Explain De-urbanisation phenomenon during British rule

“In the late eighteenth century, Calcutta, Bombay and Madras rose in importance as Presidency cities. They became the centres of British power in the different regions of India. At the same time, a host of smaller cities declined. Many towns manufacturing specialised goods declined due to a drop in the demand for what they produced. Old trading centres and ports could not survive when the flow of trade moved to new centres. Similarly, earlier centres of regional power collapsed when local rulers were defeated by the British and new centres of administration emerged. This process is often described as de-urbanisation. Cities such as Machlipatnam, Surat and Seringapatam were de-urbanised during the nineteenth century.
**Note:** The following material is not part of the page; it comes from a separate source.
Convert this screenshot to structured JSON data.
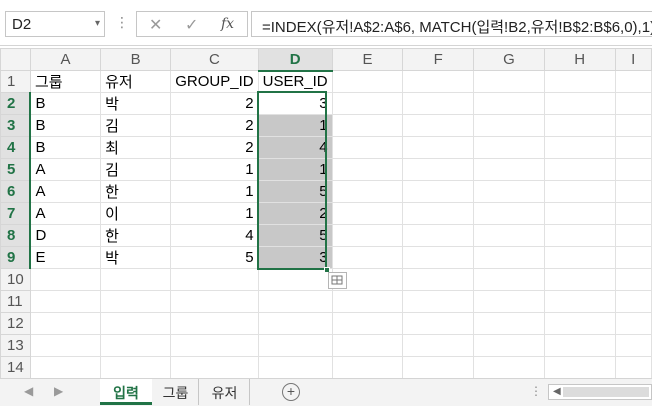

By the early twentieth century, only 11 per cent of Indians were living in cities.”